Work required:
A complete answer includes every line below with the word "wrench".

Working data:
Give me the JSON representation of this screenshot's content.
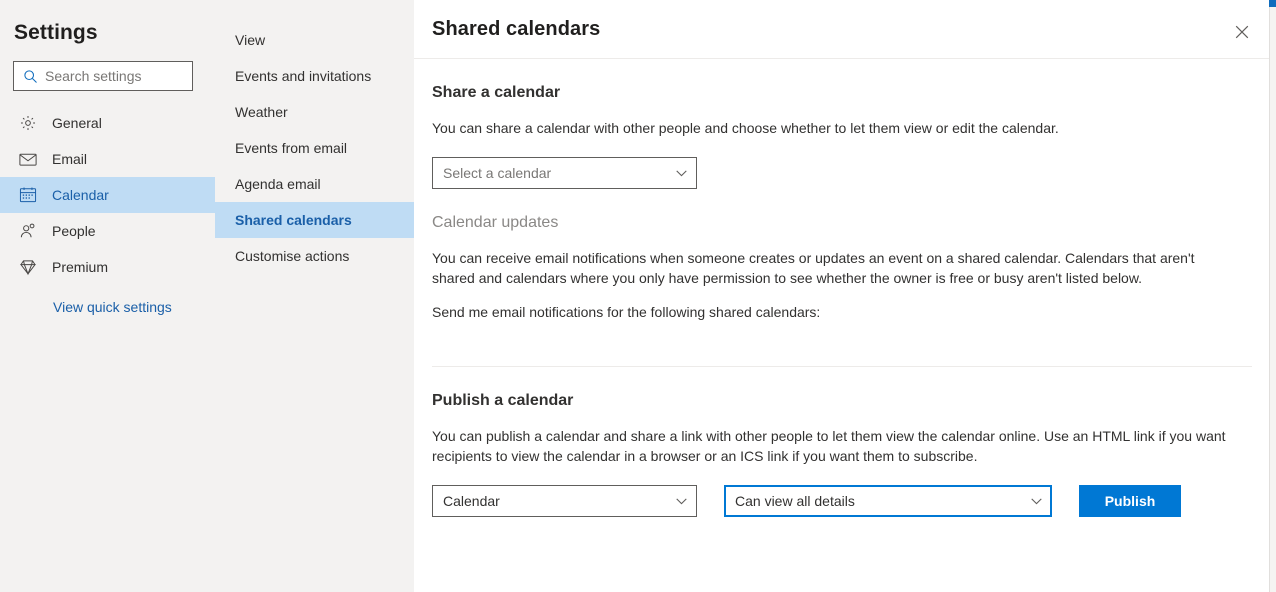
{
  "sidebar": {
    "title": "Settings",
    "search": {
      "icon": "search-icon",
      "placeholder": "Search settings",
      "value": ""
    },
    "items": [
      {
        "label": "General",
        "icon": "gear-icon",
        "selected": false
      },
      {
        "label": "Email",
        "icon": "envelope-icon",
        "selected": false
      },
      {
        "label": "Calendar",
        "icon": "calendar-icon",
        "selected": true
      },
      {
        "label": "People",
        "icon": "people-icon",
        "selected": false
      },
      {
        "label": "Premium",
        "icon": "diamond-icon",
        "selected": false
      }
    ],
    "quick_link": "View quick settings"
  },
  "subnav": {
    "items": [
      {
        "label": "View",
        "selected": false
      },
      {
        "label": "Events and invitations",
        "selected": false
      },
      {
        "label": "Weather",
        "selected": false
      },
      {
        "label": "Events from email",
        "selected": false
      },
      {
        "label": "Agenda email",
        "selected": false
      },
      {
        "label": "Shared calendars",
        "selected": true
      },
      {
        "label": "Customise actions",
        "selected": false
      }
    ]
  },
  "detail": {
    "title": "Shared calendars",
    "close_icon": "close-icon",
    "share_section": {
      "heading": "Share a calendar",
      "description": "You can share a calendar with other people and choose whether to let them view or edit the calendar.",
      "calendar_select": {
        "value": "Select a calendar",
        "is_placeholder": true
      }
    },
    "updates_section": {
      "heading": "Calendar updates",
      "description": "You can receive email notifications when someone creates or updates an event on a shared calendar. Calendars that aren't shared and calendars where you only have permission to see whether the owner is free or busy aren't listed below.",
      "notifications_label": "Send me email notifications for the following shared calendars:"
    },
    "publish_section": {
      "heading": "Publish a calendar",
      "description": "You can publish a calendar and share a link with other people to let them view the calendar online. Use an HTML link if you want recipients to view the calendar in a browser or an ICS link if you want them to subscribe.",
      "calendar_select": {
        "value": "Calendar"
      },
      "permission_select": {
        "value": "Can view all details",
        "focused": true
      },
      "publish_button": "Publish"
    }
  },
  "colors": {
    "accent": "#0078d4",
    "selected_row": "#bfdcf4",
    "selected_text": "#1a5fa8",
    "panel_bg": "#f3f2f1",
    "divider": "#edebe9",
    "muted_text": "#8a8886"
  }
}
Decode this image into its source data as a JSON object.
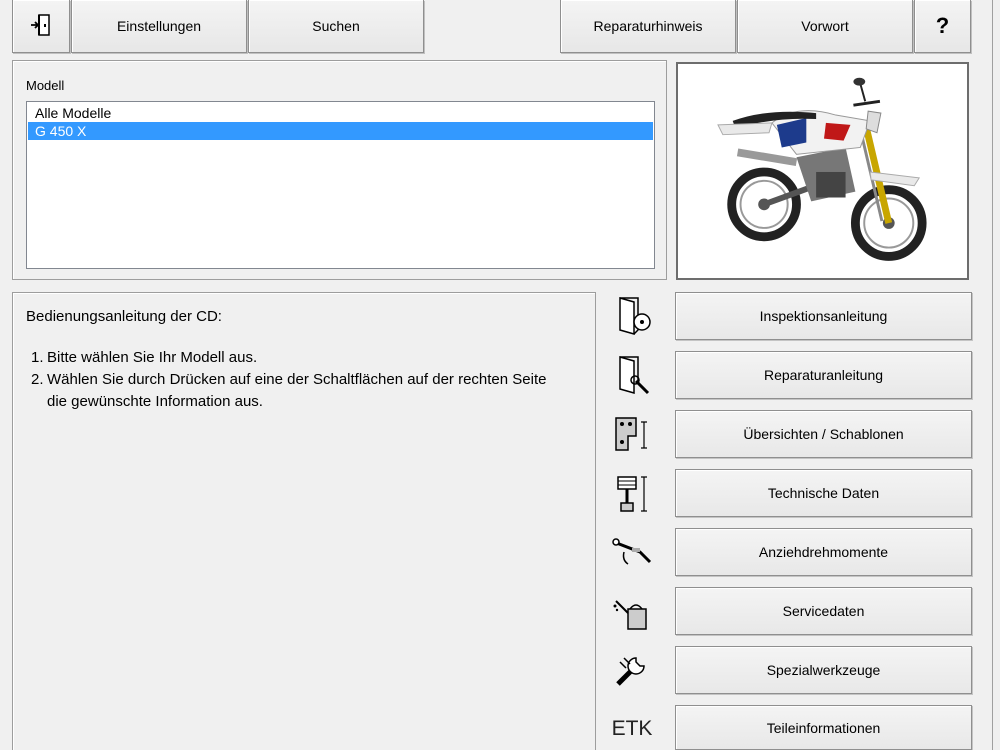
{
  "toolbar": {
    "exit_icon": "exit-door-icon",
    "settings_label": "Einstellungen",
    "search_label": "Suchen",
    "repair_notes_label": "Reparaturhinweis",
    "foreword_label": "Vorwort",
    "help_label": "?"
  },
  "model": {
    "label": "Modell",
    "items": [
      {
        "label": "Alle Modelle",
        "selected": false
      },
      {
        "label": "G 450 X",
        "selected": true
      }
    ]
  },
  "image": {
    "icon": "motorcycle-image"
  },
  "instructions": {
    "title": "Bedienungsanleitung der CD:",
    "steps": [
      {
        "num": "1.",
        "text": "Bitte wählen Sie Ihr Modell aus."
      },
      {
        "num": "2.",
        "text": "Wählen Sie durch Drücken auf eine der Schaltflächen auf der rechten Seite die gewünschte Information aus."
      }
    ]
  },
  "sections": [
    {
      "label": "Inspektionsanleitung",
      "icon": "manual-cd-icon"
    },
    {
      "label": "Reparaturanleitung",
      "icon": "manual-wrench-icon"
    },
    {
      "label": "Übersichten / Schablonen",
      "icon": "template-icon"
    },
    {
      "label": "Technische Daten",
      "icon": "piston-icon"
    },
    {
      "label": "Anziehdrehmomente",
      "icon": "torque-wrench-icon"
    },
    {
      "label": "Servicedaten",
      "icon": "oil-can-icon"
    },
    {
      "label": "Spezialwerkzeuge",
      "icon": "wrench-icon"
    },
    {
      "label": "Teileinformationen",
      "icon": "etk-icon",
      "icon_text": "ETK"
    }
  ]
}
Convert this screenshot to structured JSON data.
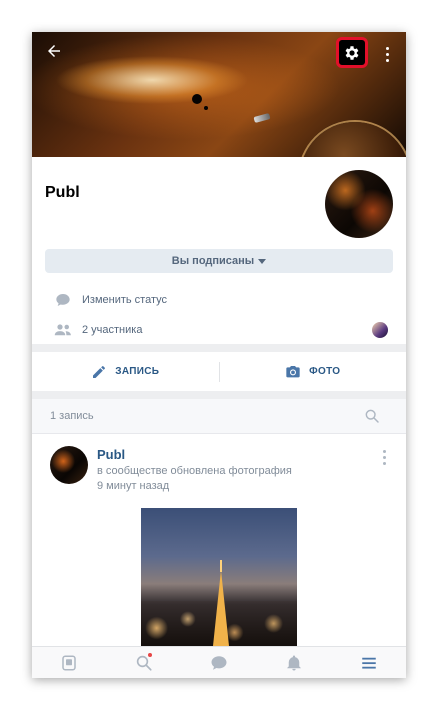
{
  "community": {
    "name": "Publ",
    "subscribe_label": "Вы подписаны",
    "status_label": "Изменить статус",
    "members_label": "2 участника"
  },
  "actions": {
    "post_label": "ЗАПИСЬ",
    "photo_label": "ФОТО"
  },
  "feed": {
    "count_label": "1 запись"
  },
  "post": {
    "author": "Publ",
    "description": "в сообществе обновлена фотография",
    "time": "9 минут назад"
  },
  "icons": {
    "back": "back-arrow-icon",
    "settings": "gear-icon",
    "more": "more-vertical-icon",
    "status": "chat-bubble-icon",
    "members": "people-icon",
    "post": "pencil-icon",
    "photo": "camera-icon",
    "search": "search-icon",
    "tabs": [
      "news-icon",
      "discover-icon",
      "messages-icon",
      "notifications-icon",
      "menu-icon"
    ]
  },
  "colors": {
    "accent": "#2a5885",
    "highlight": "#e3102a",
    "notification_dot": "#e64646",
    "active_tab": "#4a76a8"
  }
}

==

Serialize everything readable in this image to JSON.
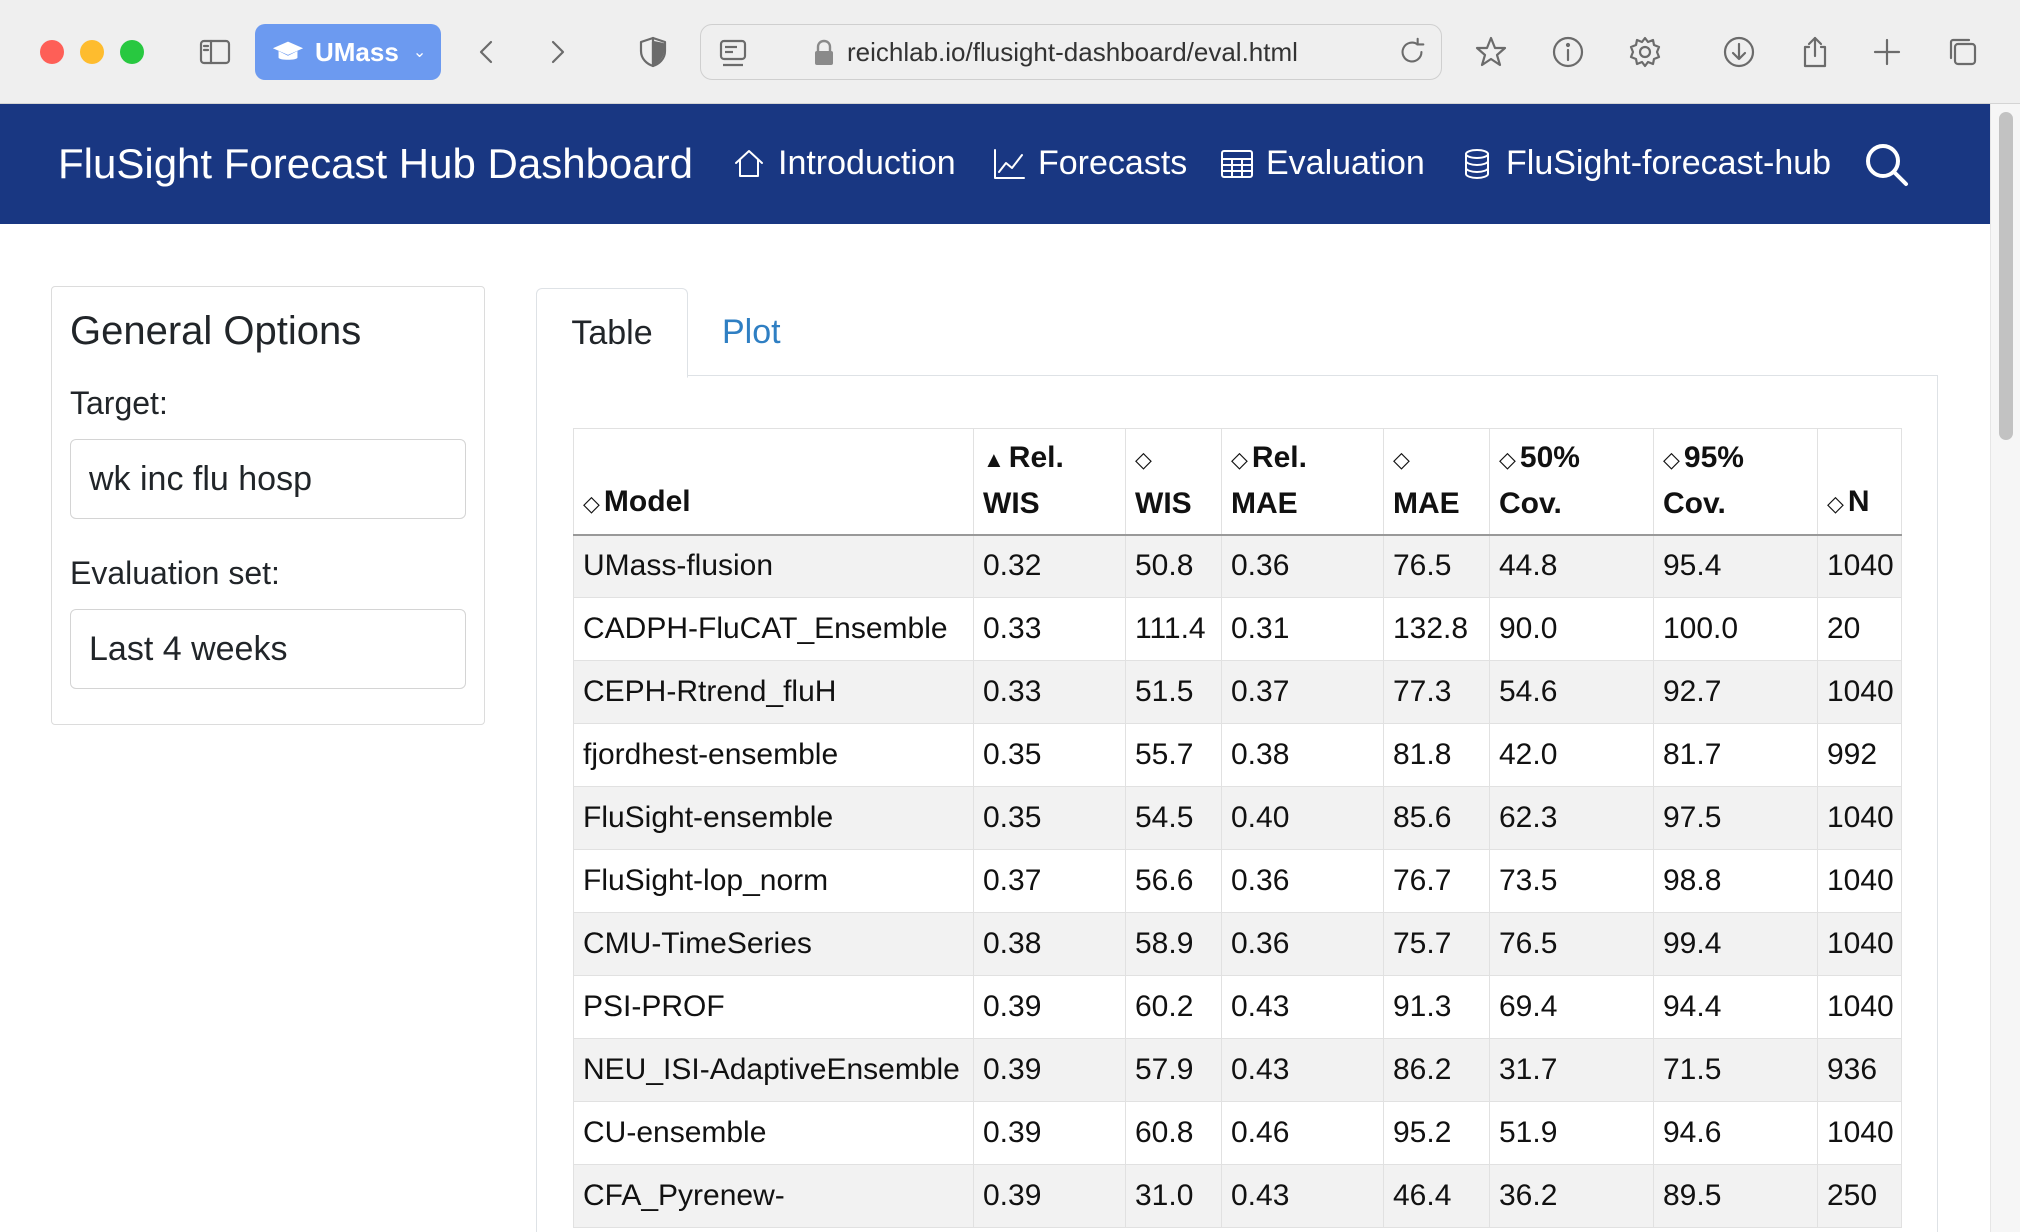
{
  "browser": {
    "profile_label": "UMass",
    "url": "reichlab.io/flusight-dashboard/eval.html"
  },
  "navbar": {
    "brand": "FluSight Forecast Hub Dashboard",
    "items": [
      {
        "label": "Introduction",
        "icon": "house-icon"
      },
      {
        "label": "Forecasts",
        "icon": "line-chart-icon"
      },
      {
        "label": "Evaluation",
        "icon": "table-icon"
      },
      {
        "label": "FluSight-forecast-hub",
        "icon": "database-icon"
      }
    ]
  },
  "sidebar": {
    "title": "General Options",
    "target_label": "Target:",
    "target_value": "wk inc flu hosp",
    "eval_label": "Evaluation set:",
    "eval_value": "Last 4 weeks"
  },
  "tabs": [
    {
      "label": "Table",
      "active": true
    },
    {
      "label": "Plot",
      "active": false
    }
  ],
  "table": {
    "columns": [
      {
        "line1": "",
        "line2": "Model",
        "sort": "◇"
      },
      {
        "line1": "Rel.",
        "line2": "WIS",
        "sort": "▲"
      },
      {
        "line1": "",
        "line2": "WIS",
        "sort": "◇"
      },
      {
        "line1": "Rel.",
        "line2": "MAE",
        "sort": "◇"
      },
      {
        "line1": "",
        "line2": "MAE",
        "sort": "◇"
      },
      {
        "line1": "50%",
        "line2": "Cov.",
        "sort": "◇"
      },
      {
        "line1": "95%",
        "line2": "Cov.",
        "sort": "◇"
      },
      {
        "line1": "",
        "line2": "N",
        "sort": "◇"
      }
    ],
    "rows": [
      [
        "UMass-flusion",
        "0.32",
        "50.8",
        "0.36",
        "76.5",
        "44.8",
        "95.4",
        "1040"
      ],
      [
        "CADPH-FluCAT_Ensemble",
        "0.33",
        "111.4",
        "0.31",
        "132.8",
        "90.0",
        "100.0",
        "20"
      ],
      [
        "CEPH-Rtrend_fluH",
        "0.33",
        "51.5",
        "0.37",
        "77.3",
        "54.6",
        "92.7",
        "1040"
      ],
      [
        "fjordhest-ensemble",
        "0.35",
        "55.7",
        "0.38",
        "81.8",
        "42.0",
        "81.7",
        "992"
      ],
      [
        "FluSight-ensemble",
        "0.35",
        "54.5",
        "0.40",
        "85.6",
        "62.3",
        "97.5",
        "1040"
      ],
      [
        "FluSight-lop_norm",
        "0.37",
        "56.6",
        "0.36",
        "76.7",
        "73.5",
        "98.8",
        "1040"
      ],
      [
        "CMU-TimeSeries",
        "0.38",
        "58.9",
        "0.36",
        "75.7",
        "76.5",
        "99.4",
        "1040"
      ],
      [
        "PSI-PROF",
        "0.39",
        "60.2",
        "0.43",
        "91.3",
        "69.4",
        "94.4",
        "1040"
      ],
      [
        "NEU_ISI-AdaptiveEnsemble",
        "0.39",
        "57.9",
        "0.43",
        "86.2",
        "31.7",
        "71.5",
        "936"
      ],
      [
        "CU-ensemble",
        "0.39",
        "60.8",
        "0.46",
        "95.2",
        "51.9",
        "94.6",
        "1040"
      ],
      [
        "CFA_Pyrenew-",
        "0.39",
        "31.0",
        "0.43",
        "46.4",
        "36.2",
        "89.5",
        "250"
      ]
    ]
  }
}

Response to this exercise:
      "icon": "manual-wrench-icon"
      "icon": "torque-wrench-icon"
      "icon": "wrench-icon"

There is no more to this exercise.